New TDA Rules Have Poker Players UpsetThursday, September 12th, 2013 by Ryan
In the past years of poker play throughout the United States, things have gotten more and more touchy it seems with the TDA. Poker players jump at the chance to argue against these rules, and it’s for good reason almost all of the time. This is the same situation as what happened at the PokerStars European Poker Tour (EPT), and it was just in the early stages of the Bracelona High-Roller event. The situation started when Team PokerStars Pro Daniel Negreanu started a bit of an argument and made some statements about the “First Card off the Deck” rule. This rule basically states that when the first card gets dealt out, if a player is not sitting at their seat that their hand is ruled dead.
This rule has been around for a good bit, so it’s not a huge surprise that players don’t like it, but Negreanu, who knows the rule, made a big deal about it when the Tournament Directors Association (TDA) brought it into play this past year. Once it was adopted by the TDA, Negreanu then publicly criticized that rule. The reason why it was brought up by Negreanu in this situation though was that he feels that he followed the rule, and that the ruling against him was incorrect, and this is where the entire situation starts going, and where the argument begins.
The reason why this situation is such a strange argument is that it has to do with an arbitrary distance that determines how far away is too far from the table. This is where the argument between Negreanu and the floor started heading in the wrong direction. Negreanu brought the topic onto his own form at FullContactPoker, and he asked a few different types of questions that many people had to begint o consider. The first is what type of oversight that poker really needs to have involved with it, and who should be involved. Is the TDA too involved right now? Another one is that the TDA adopted this rule, but there was no real reasoning behind bringing the rule in, especially since no player has raised this as a concern in the past.
Players just like Negreanu are beginning to voice their opinions about the fact that the tournament staff at the different tournaments around the world have too much control over the game itself. It’s as though they are trying to control everything in the tournaments and the games to make sure that they eliminate any possible problems that could come up. If you want to look at it from a sports perspective, it’s basically like the NFL starting to drop more and more rules that many players don’t feel need to be added, but they are trying to avoid additional injuries and other things. The floor is basically micro-managing all of the events, and that the players have no option by to abide by pretty much anything and everything that the staff wants.
While I think that this is a whole lot of crazy drama that doesn’t need to happen in poker, a large part of it is coming from the fact that these rules are created. I’m sure that before the rule was created there were plenty of times where players would be caught out of their seat when the hand was dealt, but got back at the table before the action was on them. This probably didn’t cause an issue in 99 percent of the situations, but there very well could have been a time that it became an issue. It’s an interesting spot.

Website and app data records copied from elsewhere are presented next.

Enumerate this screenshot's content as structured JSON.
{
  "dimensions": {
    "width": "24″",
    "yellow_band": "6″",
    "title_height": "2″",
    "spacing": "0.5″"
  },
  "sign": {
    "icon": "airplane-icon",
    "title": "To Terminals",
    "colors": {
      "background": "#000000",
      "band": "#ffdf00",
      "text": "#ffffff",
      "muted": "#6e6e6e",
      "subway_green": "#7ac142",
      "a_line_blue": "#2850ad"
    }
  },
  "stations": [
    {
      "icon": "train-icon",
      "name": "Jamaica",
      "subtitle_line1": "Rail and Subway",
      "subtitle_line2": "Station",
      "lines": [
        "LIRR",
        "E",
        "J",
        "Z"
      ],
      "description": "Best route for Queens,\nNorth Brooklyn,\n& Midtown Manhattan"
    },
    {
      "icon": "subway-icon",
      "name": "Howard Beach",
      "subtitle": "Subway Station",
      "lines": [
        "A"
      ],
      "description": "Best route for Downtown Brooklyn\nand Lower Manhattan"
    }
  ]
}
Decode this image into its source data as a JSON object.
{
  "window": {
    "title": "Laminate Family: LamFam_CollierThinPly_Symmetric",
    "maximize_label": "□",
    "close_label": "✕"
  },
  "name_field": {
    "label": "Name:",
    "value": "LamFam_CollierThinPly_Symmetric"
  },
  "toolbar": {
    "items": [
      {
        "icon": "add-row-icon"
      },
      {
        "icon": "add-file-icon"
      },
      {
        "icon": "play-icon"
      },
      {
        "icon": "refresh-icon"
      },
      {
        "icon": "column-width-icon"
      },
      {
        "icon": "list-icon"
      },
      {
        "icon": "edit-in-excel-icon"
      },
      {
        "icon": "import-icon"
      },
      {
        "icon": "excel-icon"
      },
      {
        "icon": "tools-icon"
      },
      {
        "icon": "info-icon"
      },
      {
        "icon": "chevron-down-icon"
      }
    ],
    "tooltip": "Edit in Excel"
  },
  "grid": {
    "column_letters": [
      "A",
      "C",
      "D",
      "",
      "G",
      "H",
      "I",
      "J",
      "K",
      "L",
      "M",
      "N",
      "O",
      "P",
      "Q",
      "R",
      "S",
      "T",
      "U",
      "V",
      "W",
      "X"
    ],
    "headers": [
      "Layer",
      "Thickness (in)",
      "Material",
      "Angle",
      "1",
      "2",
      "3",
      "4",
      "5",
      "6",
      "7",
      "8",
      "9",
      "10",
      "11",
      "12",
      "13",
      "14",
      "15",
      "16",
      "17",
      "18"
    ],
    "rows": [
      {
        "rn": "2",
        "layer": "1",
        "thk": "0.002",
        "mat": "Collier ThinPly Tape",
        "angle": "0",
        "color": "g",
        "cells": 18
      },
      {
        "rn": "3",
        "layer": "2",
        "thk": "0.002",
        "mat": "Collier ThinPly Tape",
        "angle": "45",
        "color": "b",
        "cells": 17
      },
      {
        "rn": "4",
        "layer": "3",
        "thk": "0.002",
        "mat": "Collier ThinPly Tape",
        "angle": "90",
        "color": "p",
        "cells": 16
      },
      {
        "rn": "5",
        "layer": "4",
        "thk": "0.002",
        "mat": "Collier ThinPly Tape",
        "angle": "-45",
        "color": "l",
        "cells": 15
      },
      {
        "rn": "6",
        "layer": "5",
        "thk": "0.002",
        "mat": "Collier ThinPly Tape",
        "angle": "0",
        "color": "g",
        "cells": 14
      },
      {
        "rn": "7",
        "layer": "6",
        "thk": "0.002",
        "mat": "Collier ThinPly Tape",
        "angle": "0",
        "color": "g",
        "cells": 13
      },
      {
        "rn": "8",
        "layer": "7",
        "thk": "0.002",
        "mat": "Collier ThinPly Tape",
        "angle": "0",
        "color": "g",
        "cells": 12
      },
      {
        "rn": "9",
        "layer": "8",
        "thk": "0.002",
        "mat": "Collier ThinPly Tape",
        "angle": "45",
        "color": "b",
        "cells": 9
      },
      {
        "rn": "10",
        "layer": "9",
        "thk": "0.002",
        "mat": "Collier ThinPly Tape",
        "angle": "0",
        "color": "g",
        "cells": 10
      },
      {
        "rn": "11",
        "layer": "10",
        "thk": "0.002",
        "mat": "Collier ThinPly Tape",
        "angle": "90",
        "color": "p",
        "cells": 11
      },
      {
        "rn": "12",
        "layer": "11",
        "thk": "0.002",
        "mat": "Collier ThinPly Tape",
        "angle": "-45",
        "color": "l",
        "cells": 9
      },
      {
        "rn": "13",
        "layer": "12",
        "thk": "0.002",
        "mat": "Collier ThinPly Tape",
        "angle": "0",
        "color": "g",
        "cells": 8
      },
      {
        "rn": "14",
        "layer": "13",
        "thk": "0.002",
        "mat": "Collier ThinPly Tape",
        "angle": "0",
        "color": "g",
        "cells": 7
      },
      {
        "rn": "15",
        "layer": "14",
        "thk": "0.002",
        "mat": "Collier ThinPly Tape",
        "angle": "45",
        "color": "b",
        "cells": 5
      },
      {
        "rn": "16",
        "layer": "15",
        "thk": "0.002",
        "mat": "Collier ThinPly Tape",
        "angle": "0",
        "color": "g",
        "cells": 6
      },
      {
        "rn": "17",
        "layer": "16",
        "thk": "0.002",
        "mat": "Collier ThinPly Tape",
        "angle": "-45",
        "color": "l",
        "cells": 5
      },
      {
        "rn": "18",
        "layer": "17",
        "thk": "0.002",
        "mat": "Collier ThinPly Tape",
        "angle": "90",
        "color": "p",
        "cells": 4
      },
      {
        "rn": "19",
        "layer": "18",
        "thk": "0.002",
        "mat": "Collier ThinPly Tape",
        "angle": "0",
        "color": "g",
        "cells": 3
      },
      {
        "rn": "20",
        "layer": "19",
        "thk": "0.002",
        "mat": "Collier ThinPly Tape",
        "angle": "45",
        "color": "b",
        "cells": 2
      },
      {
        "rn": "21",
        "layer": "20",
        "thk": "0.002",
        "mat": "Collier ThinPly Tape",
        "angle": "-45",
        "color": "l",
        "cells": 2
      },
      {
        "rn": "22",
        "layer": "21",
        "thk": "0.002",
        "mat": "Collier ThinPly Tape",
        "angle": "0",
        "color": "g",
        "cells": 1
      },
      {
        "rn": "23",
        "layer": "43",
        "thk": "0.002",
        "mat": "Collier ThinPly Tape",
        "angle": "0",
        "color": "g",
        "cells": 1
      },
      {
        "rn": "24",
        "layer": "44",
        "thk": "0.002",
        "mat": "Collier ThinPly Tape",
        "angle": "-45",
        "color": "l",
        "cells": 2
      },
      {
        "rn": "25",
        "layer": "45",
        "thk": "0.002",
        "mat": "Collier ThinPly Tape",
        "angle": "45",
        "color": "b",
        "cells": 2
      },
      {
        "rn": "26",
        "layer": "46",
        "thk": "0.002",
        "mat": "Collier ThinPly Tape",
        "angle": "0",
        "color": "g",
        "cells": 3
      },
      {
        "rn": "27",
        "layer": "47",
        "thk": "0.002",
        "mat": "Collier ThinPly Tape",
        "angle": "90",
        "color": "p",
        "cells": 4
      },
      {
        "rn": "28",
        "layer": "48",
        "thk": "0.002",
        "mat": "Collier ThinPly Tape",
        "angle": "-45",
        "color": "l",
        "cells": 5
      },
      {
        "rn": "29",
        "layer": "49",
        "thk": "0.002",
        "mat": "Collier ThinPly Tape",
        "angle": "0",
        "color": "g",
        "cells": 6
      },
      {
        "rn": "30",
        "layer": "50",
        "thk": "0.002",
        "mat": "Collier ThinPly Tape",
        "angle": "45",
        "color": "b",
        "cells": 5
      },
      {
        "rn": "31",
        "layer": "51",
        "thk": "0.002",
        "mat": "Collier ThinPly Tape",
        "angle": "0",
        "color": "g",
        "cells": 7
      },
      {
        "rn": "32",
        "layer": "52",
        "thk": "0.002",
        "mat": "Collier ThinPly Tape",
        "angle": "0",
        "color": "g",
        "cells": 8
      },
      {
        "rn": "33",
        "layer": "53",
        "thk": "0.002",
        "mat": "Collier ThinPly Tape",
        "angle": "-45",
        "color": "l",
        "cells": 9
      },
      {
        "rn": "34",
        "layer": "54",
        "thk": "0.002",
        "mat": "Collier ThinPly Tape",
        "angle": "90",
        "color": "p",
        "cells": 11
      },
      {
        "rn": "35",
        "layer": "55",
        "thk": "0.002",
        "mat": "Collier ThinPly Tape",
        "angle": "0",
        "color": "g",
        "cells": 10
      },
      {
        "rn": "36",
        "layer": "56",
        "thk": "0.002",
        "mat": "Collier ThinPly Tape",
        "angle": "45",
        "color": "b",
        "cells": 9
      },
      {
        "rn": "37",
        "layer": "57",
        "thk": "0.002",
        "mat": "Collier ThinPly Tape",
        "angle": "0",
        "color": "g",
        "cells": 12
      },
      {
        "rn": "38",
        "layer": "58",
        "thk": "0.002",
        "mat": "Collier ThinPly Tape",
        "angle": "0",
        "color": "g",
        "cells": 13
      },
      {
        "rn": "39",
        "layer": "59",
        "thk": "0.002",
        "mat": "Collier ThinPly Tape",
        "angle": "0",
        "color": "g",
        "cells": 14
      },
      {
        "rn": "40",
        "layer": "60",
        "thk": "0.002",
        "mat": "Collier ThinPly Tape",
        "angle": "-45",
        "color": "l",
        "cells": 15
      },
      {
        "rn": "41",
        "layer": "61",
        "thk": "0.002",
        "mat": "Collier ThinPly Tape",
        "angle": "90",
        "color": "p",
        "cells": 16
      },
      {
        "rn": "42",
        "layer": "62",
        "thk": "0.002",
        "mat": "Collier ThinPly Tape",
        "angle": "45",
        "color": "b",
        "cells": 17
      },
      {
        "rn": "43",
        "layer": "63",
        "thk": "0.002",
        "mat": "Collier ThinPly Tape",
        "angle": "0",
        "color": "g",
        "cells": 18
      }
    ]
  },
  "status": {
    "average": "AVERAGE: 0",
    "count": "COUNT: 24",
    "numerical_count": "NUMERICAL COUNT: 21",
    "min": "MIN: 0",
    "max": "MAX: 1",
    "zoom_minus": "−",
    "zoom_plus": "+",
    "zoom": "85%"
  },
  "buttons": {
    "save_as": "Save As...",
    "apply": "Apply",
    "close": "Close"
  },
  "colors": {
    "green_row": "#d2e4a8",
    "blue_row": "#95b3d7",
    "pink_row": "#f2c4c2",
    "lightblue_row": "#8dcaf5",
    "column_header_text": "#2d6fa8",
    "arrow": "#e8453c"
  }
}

The other side of things would be if a player simply wasn’t at their seat when the action was on them, but I feel like that’s just a standard and obvious decision that their hand should be folded. Players (especially in tournaments) don’t want to have to wait on much, mainly because the blinds are going to continue to increase, and even if it doesn’t seem like it, getting as many hands in throughout the tournament is incredibly important. The more hands you see, the more poker you play, the more chips you can gain (or lose).
The TDA should probably cut back on quite a few of these things, but it’ll be interesting to see what the outcome is and if they do end up deciding that some rules are a bit too far outlandish to keep around.